About Donatella Arpaia
It All Began In Italy
“When I think about my summers in Toritto, I think about the scents, the smells, the colors,” says Donatella Arpaia about spending childhood summers with her grandparents in the small village in southern Italy.
“I remember smelling bread being baked in ovens built in the sixteenth century. Cauldrons of bubbling tomato sauce and my grandmother baking potatoes in the coals. Figs as big as pears and as sweet as candy.”This is where Donatella learned to love food. Her family taught her how to love others through the food she made.“I want all of my guests to experience the smells, the colors, the flavors like I experienced them during those summers in Italy.”
Growing up in the Restaurant
Donatella’s father was a first-generation immigrant from Italy. He worked hard, starting as a busboy and eventually opening his own restaurant in New York City.
Donatella was raised in the restaurant. Her crib was even placed beside the dishwasher, the wish-wash lulling her to sleep. “My father was the first restaurateurs of that time to elevate Italian food beyond checkered table-cloths and less-than-authentic dishes.”Donatella says her father taught her about the beauty of their heritage and how to put that beauty on display for guests. “My father had an eye for detail, style, and elegance. I brought that special sense of hospitality to my own restaurants.”
Following the Heart
“My father told me after I got my degree I could do anything I wanted.”
After completing her law degree and passing the bar, Donatella found out she wanted to run restaurants. “I had been practicing law for three months and was sitting at the bar at my brother’s restaurant. For some reason, he needed some help at the door. So, I got up and I hosted.”Guests asked about the beautiful blonde smiling at the door. Then, it clicked. Donatella knew she would never be more happy outside the world of food.“In my career, I’ve done everything in reverse; that’s just my personality. I opened my first restaurant at 25. Then I opened a second. And a third. Then I began making TV appearances. After all that, I finally went to culinary school.”“My classmates would look at me and say hey, didn’t I see you on TV?!”Donatella says she has always built her restaurants on stellar service and authentic Neapolitan cooking.
The Meatball Queen
Perhaps the most perfect encapsulation of Donatella’s cooking philosophy is her meatball. “The meatball is, for many, the ultimate comfort food.

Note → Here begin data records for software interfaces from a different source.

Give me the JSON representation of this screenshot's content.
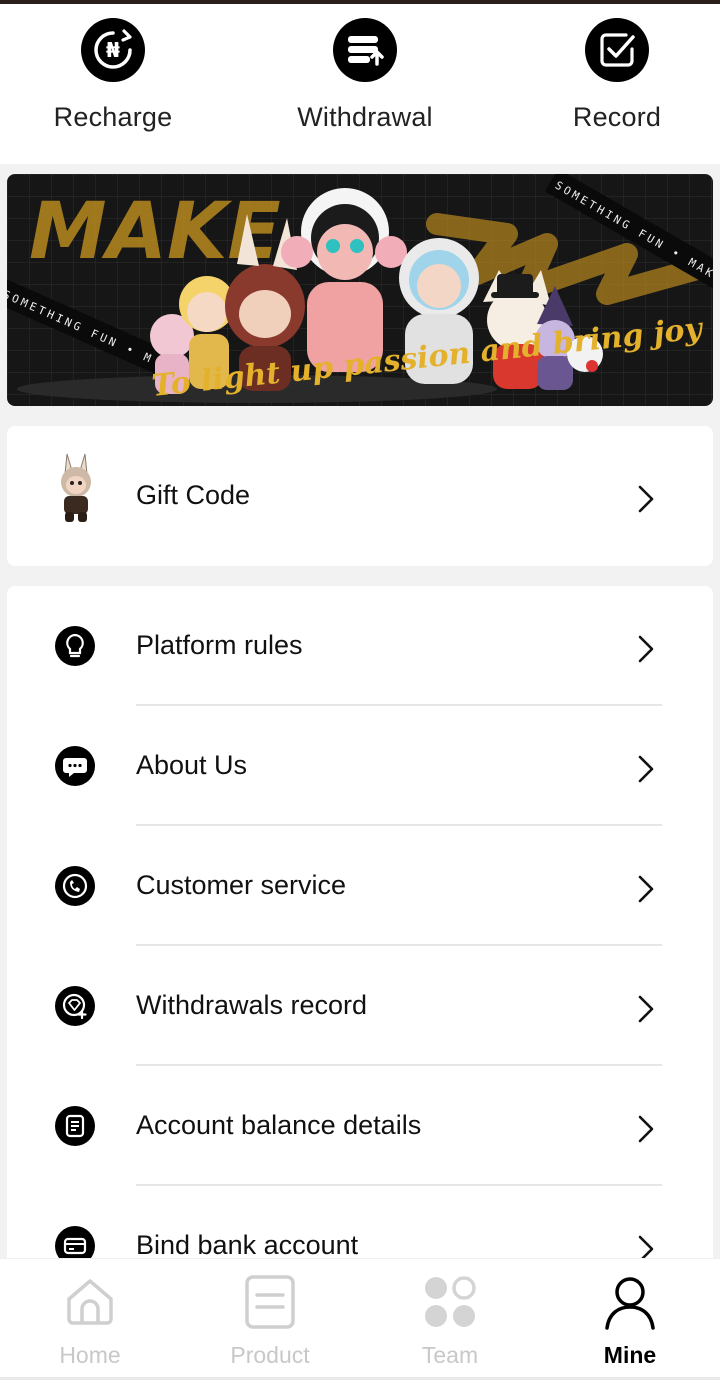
{
  "actions": [
    {
      "label": "Recharge",
      "icon": "naira-refresh-icon"
    },
    {
      "label": "Withdrawal",
      "icon": "withdraw-card-icon"
    },
    {
      "label": "Record",
      "icon": "checkbox-icon"
    }
  ],
  "banner": {
    "headline": "MAKE",
    "headline2": "SOMETHING",
    "ribbon_top": "SOMETHING  FUN • MAKE SO",
    "ribbon_left": "SOMETHING  FUN • M",
    "tagline": "To light up passion and bring joy"
  },
  "gift": {
    "label": "Gift Code",
    "icon": "labubu-toy-icon"
  },
  "menu": [
    {
      "label": "Platform rules",
      "icon": "lightbulb-icon"
    },
    {
      "label": "About Us",
      "icon": "chat-bubble-icon"
    },
    {
      "label": "Customer service",
      "icon": "phone-service-icon"
    },
    {
      "label": "Withdrawals record",
      "icon": "diamond-plus-icon"
    },
    {
      "label": "Account balance details",
      "icon": "document-icon"
    },
    {
      "label": "Bind bank account",
      "icon": "bank-card-icon"
    }
  ],
  "tabs": [
    {
      "label": "Home",
      "icon": "home-icon",
      "active": false
    },
    {
      "label": "Product",
      "icon": "product-list-icon",
      "active": false
    },
    {
      "label": "Team",
      "icon": "team-grid-icon",
      "active": false
    },
    {
      "label": "Mine",
      "icon": "user-icon",
      "active": true
    }
  ],
  "colors": {
    "accent_gold": "#d8a72a",
    "active_tab": "#000000",
    "inactive_tab": "#c8c8c8",
    "icon_bg": "#000000"
  }
}
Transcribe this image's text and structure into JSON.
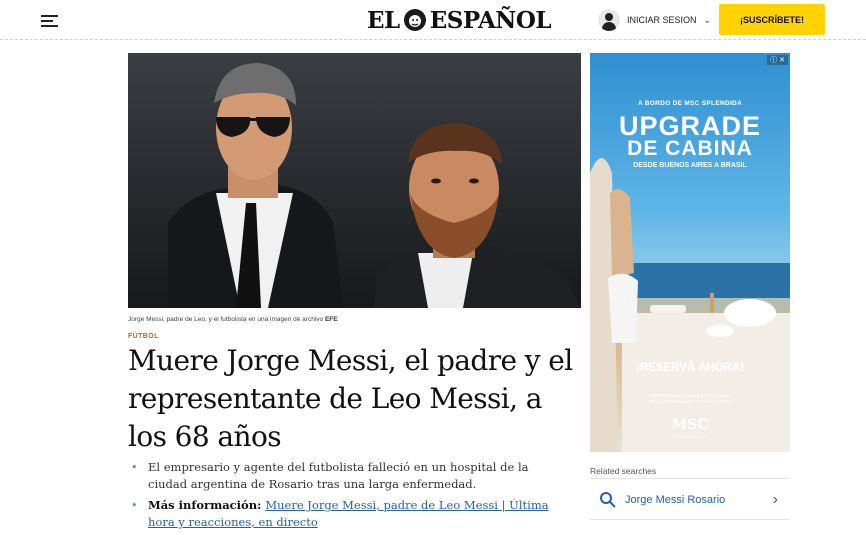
{
  "header": {
    "logo_text": "EL ESPAÑOL",
    "login_label": "INICIAR SESION",
    "subscribe_label": "¡SUSCRÍBETE!",
    "accent_color": "#ffd200"
  },
  "article": {
    "image_caption": "Jorge Messi, padre de Leo, y el futbolista en una imagen de archivo",
    "image_credit": "EFE",
    "section": "FÚTBOL",
    "headline": "Muere Jorge Messi, el padre y el representante de Leo Messi, a los 68 años",
    "summary": "El empresario y agente del futbolista falleció en un hospital de la ciudad argentina de Rosario tras una larga enfermedad.",
    "more_info_label": "Más información:",
    "more_info_link": "Muere Jorge Messi, padre de Leo Messi | Última hora y reacciones, en directo"
  },
  "ad": {
    "kicker": "A BORDO DE MSC SPLENDIDA",
    "title_line1": "UPGRADE",
    "title_line2": "DE CABINA",
    "subtitle": "DESDE BUENOS AIRES A BRASIL",
    "cta": "¡RESERVÁ AHORA!",
    "fine_print_1": "OFERTA VÁLIDA HASTA EL 31/08/2024.",
    "fine_print_2": "APLICAN TÉRMINOS Y CONDICIONES",
    "brand": "MSC",
    "brand_sub": "CRUCEROS",
    "badge": "ⓘ ✕"
  },
  "related": {
    "heading": "Related searches",
    "items": [
      {
        "label": "Jorge Messi Rosario"
      }
    ]
  },
  "icons": [
    "hamburger-icon",
    "lion-logo-icon",
    "user-icon",
    "chevron-down-icon",
    "search-icon",
    "chevron-right-icon"
  ]
}
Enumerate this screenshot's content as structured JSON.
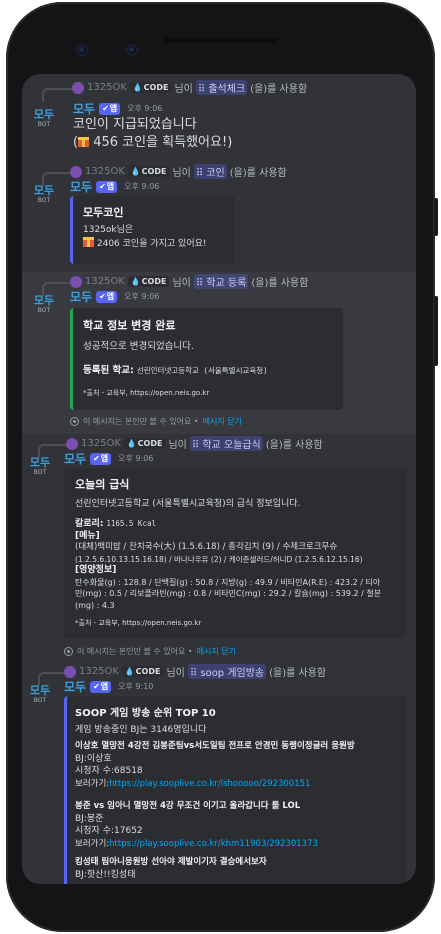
{
  "bot": {
    "avatar_text": "모두",
    "avatar_sub": "BOT",
    "name": "모두",
    "badge": "앱",
    "badge_icon": "check-icon"
  },
  "user": {
    "name": "1325OK",
    "badge": "CODE"
  },
  "messages": [
    {
      "ref": {
        "mid": "님이",
        "command": "출석체크",
        "suffix": "(을)를 사용함"
      },
      "time": "오후 9:06",
      "lines": [
        "코인이 지급되었습니다",
        "456 코인을 획득했어요!)"
      ],
      "line2_prefix": "("
    },
    {
      "ref": {
        "mid": "님이",
        "command": "코인",
        "suffix": "(을)를 사용함"
      },
      "time": "오후 9:06",
      "embed": {
        "title": "모두코인",
        "line1": "1325ok님은",
        "line2": "2406 코인을 가지고 있어요!"
      }
    },
    {
      "ref": {
        "mid": "님이",
        "command": "학교 등록",
        "suffix": "(을)를 사용함"
      },
      "time": "오후 9:06",
      "embed": {
        "title": "학교 정보 변경 완료",
        "desc": "성공적으로 변경되었습니다.",
        "field_label": "등록된 학교:",
        "field_value": "선린인터넷고등학교 (서울특별시교육청)",
        "source": "*출처 - 교육부, https://open.neis.go.kr"
      },
      "ephemeral": {
        "text": "이 메시지는 본인만 볼 수 있어요 •",
        "dismiss": "메시지 닫기"
      }
    },
    {
      "ref": {
        "mid": "님이",
        "command": "학교 오늘급식",
        "suffix": "(을)를 사용함"
      },
      "time": "오후 9:06",
      "embed": {
        "title": "오늘의 급식",
        "desc": "선린인터넷고등학교 (서울특별시교육청)의 급식 정보입니다.",
        "cal_label": "칼로리:",
        "cal_value": "1165.5 Kcal",
        "menu_label": "[메뉴]",
        "menu_lines": [
          "(대체)백미밥 / 잔치국수(大) (1.5.6.18) / 총각김치 (9) / 수제크로크무슈",
          "(1.2.5.6.10.13.15.16.18) / 바나나우유 (2) / 케이준샐러드/허니D (1.2.5.6.12.15.16)"
        ],
        "nutri_label": "[영양정보]",
        "nutri_lines": [
          "탄수화물(g) : 128.8 / 단백질(g) : 50.8 / 지방(g) : 49.9 / 비타민A(R.E) : 423.2 / 티아",
          "민(mg) : 0.5 / 리보플라빈(mg) : 0.8 / 비타민C(mg) : 29.2 / 칼슘(mg) : 539.2 / 철분",
          "(mg) : 4.3"
        ],
        "source": "*출처 - 교육부, https://open.neis.go.kr"
      },
      "ephemeral": {
        "text": "이 메시지는 본인만 볼 수 있어요 •",
        "dismiss": "메시지 닫기"
      }
    },
    {
      "ref": {
        "mid": "님이",
        "command": "soop 게임방송",
        "suffix": "(을)를 사용함"
      },
      "time": "오후 9:10",
      "embed": {
        "title": "SOOP 게임 방송 순위 TOP 10",
        "desc": "게임 방송중인 BJ는 3146명입니다",
        "items": [
          {
            "title": "이상호 멸망전 4강전 김봉준팀vs서도일팀 전프로 안경민 동랭이정글러 응원방",
            "bj": "BJ:이상호",
            "viewers": "시청자 수:68518",
            "link_label": "보러가기:",
            "link": "https://play.sooplive.co.kr/lshooooo/292300151"
          },
          {
            "title": "봉준 vs 임아니 멸망전 4강 무조건 이기고 올라갑니다 롤 LOL",
            "bj": "BJ:봉준",
            "viewers": "시청자 수:17652",
            "link_label": "보러가기:",
            "link": "https://play.sooplive.co.kr/khm11903/292301373"
          },
          {
            "title": "킹성태 림아니응원방 선아야 제발이기자 결승에서보자",
            "bj": "BJ:핫산!!킹성태"
          }
        ]
      }
    }
  ]
}
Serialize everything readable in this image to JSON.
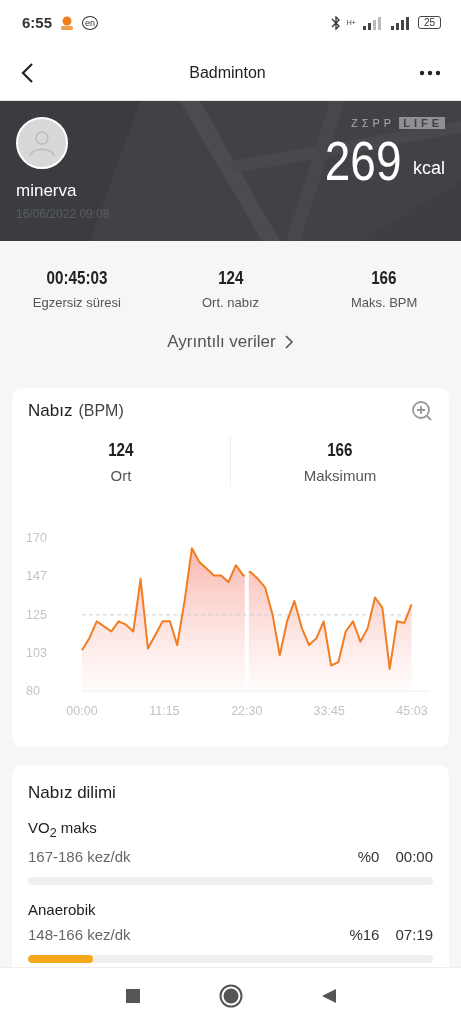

The meatball is, for me, my childhood.”
Donatella recalls her mother making meatballs, the smell of fresh herbs, day-old bread, and lean veal drifting out of the kitchen. She remembers sneaking meatballs off the pan before they even made into the sauce.“I used that same recipe to win the New York Food and Wine Festival’s Meatball Madness two years in a row.”That same meatball is still served in her restaurants, and is a favorite at Prova Pizzabar.
Queen of New York City
“I love this city,” says Donatella.
She has been a New Yorker since moving into the city after college. She says she cannot imagine living anywhere else. “I love the energy, the pace, the people. Plus, as a chef, there is no better place to be.”Donatella says she is constantly inspired by the immense talent all around her. “As chefs, we are constantly having to push ourselves. This is a tough business and you always need to be improving.”She says in the world of food, New York is always 10 years ahead. “It is a food-lover’s paradise!”
Iron Chef Judge
Donatella judged the most episodes of Iron Chef America and the Next Iron Chef than any other person in the history of the show.
“When I was younger, I had a tremendous fear of public speaking. In law school, I was afraid to get called on, much less be in front of cameras and a national audience. As you can see, I’ve overcome that fear!”After opening Bellini, her first restaurant, Donatella began making local TV appearances, “just to get feet in the door. At the restaurant, a producer asked me to be a guest host. And they just kept inviting me.”Donatella says watching the contestants work so hard under such extreme circumstances constantly inspired her. “Those shows are the realest reality TV.”
“Having my son changed my life. It changed everything!”
Donatella’s son was born on her 40th birthday. Her son, she says, has given her a new understanding.“I now understand the busy mother. The strong, independent woman who works hard, loves her family, and always finds a way to put food on the table. I understand that woman.”Donatella says it can be difficult to keep her work and family lives balanced, but that is important for her son to see her mother work and provide. This understanding has informed her business and the brands with which she partners.
Shake Shack was the answer of Burger King. Prova Pizzabar will be the answer to Domino’s.
“We get ancient grains to make our flour. We let our dough rise 2-3 days where other shops only let theirs rise 2-3 hours. Our well-hydrated dough is strong to hold hearty toppings, but still very light.”Donatella studied in Naples under a pizza master, Enzo Cocci. She tooks what she learned there, considered a modern lifestyle, and drew from her family’s heritage to create what she calls a “perfect hybrid.”She opened her first Prova Pizzabar location in Grand Central Station in 2015. She looks forward to seeing it grow across the country.
Prova Pizzabar will serve authentic, healthy, convenient, and–most importantly to Donatella–delicious pizza.